Bibliography - a list of works, documents, and/or bibliographic items, usually with some relationship between them, e.g., by a given author, on a given subject, or published in a given place, and differing from a catalog in that its contents are not restricted to the holdings of a single collection, library, or group of libraries. (ALA)
Festschrift - a complimentary or memorial publication in the form of a collection of essays, addresses, or biographical, bibliographical, scientific, or other contributions, often embodying the results of research, issued in honor of a person, an institution, or a society, usually on the occasion of an anniversary celebration. (ALA)
Gray (Grey) Literature - information produced outside of commercial publishers, such as publications by government agencies, academic institutions, and for-profit entities.
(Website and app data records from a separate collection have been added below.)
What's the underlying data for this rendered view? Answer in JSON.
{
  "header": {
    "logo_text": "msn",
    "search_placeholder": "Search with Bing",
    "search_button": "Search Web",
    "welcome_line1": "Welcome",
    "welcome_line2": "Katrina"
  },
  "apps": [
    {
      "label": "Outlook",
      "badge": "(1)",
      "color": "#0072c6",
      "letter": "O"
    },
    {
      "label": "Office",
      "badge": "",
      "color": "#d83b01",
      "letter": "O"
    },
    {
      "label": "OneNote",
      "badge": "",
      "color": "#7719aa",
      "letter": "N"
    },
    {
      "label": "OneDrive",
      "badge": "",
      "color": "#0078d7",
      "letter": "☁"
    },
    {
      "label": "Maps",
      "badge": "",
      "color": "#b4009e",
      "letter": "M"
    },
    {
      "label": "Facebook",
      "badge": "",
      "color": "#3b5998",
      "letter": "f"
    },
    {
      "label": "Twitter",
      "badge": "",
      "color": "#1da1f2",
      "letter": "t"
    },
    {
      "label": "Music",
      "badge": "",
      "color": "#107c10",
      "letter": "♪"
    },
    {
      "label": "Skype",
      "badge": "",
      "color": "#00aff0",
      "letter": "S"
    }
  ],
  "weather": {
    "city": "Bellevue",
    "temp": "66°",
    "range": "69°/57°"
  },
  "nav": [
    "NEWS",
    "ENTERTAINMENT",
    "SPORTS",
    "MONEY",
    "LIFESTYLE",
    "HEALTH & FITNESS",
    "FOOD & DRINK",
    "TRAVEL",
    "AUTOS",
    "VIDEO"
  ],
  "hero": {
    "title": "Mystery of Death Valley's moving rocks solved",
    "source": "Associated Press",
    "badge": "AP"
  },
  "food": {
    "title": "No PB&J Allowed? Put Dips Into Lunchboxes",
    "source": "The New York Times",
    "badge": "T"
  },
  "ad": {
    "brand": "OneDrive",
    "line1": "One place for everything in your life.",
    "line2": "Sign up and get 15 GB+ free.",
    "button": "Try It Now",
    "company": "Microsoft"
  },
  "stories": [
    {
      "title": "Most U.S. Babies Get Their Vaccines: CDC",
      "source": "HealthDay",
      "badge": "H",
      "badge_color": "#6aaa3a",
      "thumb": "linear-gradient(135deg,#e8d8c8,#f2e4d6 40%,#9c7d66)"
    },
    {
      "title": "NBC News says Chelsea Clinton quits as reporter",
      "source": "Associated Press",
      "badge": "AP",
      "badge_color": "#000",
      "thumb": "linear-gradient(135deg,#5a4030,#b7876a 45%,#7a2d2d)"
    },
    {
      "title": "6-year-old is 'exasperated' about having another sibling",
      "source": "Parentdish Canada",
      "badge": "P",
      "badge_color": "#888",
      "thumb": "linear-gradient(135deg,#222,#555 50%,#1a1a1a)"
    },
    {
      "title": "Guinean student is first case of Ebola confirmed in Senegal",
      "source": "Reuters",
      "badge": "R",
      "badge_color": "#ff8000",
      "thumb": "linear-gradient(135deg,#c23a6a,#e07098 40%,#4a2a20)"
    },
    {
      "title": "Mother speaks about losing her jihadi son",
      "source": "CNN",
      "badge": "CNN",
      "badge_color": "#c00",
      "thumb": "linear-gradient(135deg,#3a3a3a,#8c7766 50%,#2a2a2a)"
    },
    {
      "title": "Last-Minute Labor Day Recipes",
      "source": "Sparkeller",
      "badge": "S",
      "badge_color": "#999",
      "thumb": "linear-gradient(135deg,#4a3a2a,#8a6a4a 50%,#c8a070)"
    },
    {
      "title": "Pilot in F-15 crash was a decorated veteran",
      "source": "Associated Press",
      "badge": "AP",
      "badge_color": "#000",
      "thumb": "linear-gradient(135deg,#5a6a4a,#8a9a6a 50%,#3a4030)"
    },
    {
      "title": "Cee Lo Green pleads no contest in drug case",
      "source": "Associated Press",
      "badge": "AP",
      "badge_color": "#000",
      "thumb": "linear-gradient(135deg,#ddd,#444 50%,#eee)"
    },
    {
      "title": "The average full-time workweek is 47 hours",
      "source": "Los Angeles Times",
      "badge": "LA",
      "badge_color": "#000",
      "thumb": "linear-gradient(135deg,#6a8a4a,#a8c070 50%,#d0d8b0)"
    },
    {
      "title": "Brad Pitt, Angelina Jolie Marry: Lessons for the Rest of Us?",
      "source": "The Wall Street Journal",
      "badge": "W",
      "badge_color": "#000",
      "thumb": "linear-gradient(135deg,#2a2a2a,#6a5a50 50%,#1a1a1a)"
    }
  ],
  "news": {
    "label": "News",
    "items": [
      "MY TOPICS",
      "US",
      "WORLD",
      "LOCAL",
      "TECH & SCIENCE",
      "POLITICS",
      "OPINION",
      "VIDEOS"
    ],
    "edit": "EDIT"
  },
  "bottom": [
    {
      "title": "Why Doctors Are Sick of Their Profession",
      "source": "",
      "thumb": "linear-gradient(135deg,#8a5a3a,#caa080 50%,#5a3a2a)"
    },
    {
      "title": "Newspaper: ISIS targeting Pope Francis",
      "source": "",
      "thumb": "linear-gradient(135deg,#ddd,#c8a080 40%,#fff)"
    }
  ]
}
In the field of Theatre and Performance Studies, the most common examples you will encounter include dissertations and theses, conference proceedings, and playbills.
Index - a systematic guide to the contents of a file, document, or group of documents, consisting of an ordered arrangement of terms or other symbols representing the contents and references, code numbers, page numbers, etc., for accessing the contents. (ALA)
Journal - a periodical, especially one containing scholarly articles and/or disseminating current information on research and development in a particular subject field. (ALA)
Magazine - a periodical for general reading, containing articles on various subjects by different authors. (ALA)
Monograph - a complete bibliographic unit; a book.
Abstract - an abbreviated accurate representation of a work, usually without added interpretation or criticism, accompanied by a bibliographic reference to the original work when appearing separately from it. (ALA)
Annotation - a note added by way of comment or explanation; an informational and descriptive note, especially about a book. (Web3)
Boolean - referring to logical or algebraic operations, formulated by George Boole, involving variables with two values, such as Value 1 ANDValue 2; Value 1 OR Value 2; Value 1 NOT Value 2. (ALA)
Citation - a note referring to a work from which a passage is quoted or to some source as authority for a statement or proposition. This should include such things as the author's name, title of book or article, name of journal in which article was published (if applicable), place of publication, publisher, date of publication, pagination (if applicable). (ALA)
Commercial (subscription) databases - collections of information or articles, sharing a common characteristic such as subject discipline or type, which are produced for profit and made available through purchase or subscription. Such collections are usually generated under the auspices of some sort of editorial board and generally contain reliable/authoritative information.
Periodical - a publication with a distinctive title which appears in successive numbers or parts at stated or regular intervals and which is intended to continue indefinitely. Usually each issue contains articles by several contributors. (C&C)
Plagiarism - the act of stealing or passing off as one' own the ideas or words of another; to present as new and original an idea or product derived from an existing source. (Web9)
Primary source - an original record or contemporary document that contains material written or created at the time an event occurred. Examples include autobiographies, diaries, letters, newspaper accounts, etc.
Secondary source - material created from the examination and interpretation of primary sources. (ALA) Examples include academic articles, books and book chapters, essays, commentaries, prefaces or forwards
Tertiary source - a compilation of primary and secondary source material, or of information about that material; e.g. a library catalog, a textbook, an encyclopedia, an annotated bibliography
Reserves (course reserves) - materials (print or electronic) set aside by a professor/instructor for a specific academic course and given a limited check-out period (usually anywhere from 2 hours to 3 days) so that all the members of the class may have access to them. Print reserves are often shelved behind the Circulation Desk of academic libraries. You can search the Butler course reserves at this site. Be sure you know your professor's name and/or your course number to see if anything is reserved for your class.
Subject heading - a word or phrase which captures the most essential theme(s) of a resource. In an online catalog or database, subject headings are often linked so that you can find resources that all share the same thematic element.
Truncation - to shorten a word by dropping off one or more letters (usually after the root of the word) in an effort to search multiple forms of a word simultaneously.
Uniform resource locator (URL) - the means of locating an Internet page. In the early days of the Internet, URLs were static and described a filepath. Today, URLs are dynamic and change often, so special URLs known as Persistent Uniform Resource Locators (PURLs) or permalinks are what you will commonly find in citations of online resources, particularly materials from databases and journals.
Key to symbols for sources:
ALA = The ALA Glossary of Library and Information Science, Fourth edition. Michael Levine-Clark and Toni M. Carter, eds. Chicago: ALA editions, 2013.
C&C = Wynar, Bohdan S. Introduction to Cataloging and Classification. Littleton, Colo.: Libraries Unlimited, Inc., 1976.
IEI = International Encyclopedia of Information and Library Science. John Feather and Paul Sturges, ed. London, N.Y.: Routledge, c1997.
Web3 = Webster's Thrid New International Dictionary. Philip Babcock Gove, ed. in chief. Springfield, MA: Mirriam-Webster, Inc., c1993.
Web9 = Webster's Ninth New Collegiate Dictionary. Frederick C. Mish, ed. In chief. Springfield, MA: Mirriam-Webster, Inc., c1991.